Yesterday at the 2019 International AIDS Conference on HIV Science (IAS 2019), PATH was announced as a recipient of the International AIDS Society/Merck Sharpe & Dohme Prize for Operational and Implementation Research in Differentiated Service Delivery in recognition of outstanding research in differentiated service delivery.
PATH was awarded the prize for a study looking at the effectiveness of client-centered HIV treatment distribution models in retaining people living with HIV on treatment in the Democratic Republic of the Congo (DRC). PATH introduced and is expanding three models for differentiated care services in the southeastern corner of the DRC under the Integrated HIV/AIDS Project in Haut Katanga and Lualaba, funded by the United States President’s Emergency Fund for AIDS Relief through the United States Agency for International Development. Results from the study highlighted that people living with HIV who transferred to a differentiated care model had better retention in care and were more likely to be virally suppressed than those who opted to remain in a traditional care model.
PATH has worked to reduce the impact of HIV since the beginning of the epidemic, working in 32 countries across Asia, Africa, Latin America, and North America since 1987. Together with our partners, we have tested more than 10,200,000 people for HIV, enrolled more than 258,000 individuals on treatment, and delivered HIV prevention services to more than 10,950,000 at-risk individuals. As the world pushes forward towards HIV epidemic control, PATH is leveraging cutting-edge approaches and driving equitable access to client-centered tools and services, including rapidly scaling models for differentiated HIV testing, treatment, and prevention services.
Dr. Kimberly Green, Director of PATH’s HIV/TB Program, notes “PATH is honored to have been selected as a winner of the IAS/MSD Prize for Operational and Implementation Research in Differentiated Service Delivery and recognized for our efforts to expand differentiated HIV services. The recent UNAIDS’ Global AIDS Update showed mix progress towards global HIV epidemic control, with slackened pace in reducing new HIV infections, increasing treatment access, and ending AIDS-related deaths. Scaling client-centered delivery models and offering individuals a menu of options for accessing HIV prevention, testing, and treatment are imperative to regaining momentum and getting us back on track to achieve HIV epidemic control by 2030.”

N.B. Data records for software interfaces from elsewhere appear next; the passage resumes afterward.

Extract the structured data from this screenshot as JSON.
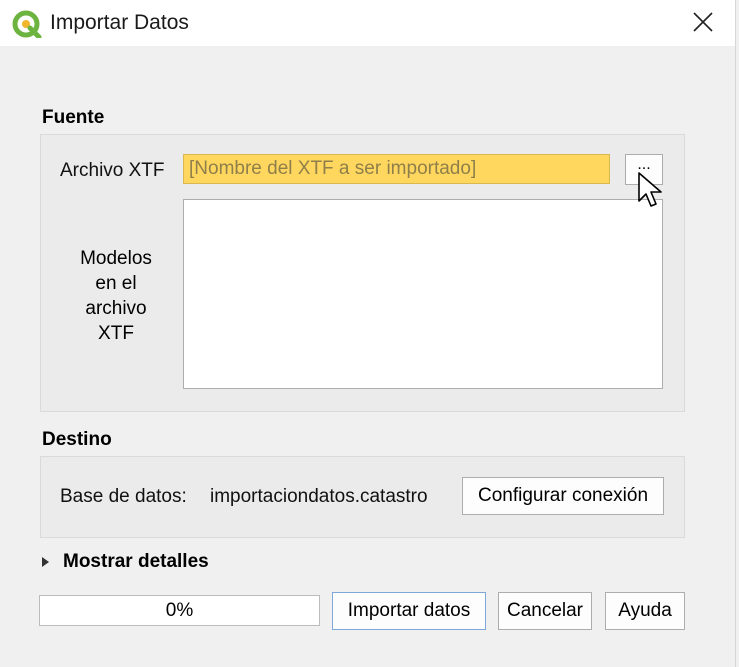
{
  "window": {
    "title": "Importar Datos",
    "icon": "qgis-logo-icon",
    "close_icon": "close-icon"
  },
  "source": {
    "section_title": "Fuente",
    "xtf_label": "Archivo XTF",
    "xtf_value": "",
    "xtf_placeholder": "[Nombre del XTF a ser importado]",
    "browse_label": "...",
    "models_label_lines": [
      "Modelos",
      "en el",
      "archivo",
      "XTF"
    ],
    "models_items": []
  },
  "destination": {
    "section_title": "Destino",
    "db_label": "Base de datos:",
    "db_value": "importaciondatos.catastro",
    "configure_button": "Configurar conexión"
  },
  "details": {
    "label": "Mostrar detalles",
    "expanded": false
  },
  "footer": {
    "progress_text": "0%",
    "progress_value": 0,
    "import_button": "Importar datos",
    "cancel_button": "Cancelar",
    "help_button": "Ayuda"
  },
  "colors": {
    "input_highlight": "#ffd75e",
    "window_bg": "#f0f0f0",
    "titlebar_bg": "#ffffff",
    "default_button_border": "#7fa8d8",
    "qgis_green": "#6cb33f",
    "qgis_yellow": "#f1b62b"
  }
}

PATH is a global organization that works to accelerate health equity by bringing together public institutions, businesses, social enterprises, and investors to solve the world’s most pressing health challenges. With expertise in science, health, economics, technology, advocacy, and dozens of other specialties, PATH develops and scales solutions—including vaccines, drugs, devices, diagnostics, and innovative approaches to strengthening health systems worldwide. Learn more at http://www.path.org/.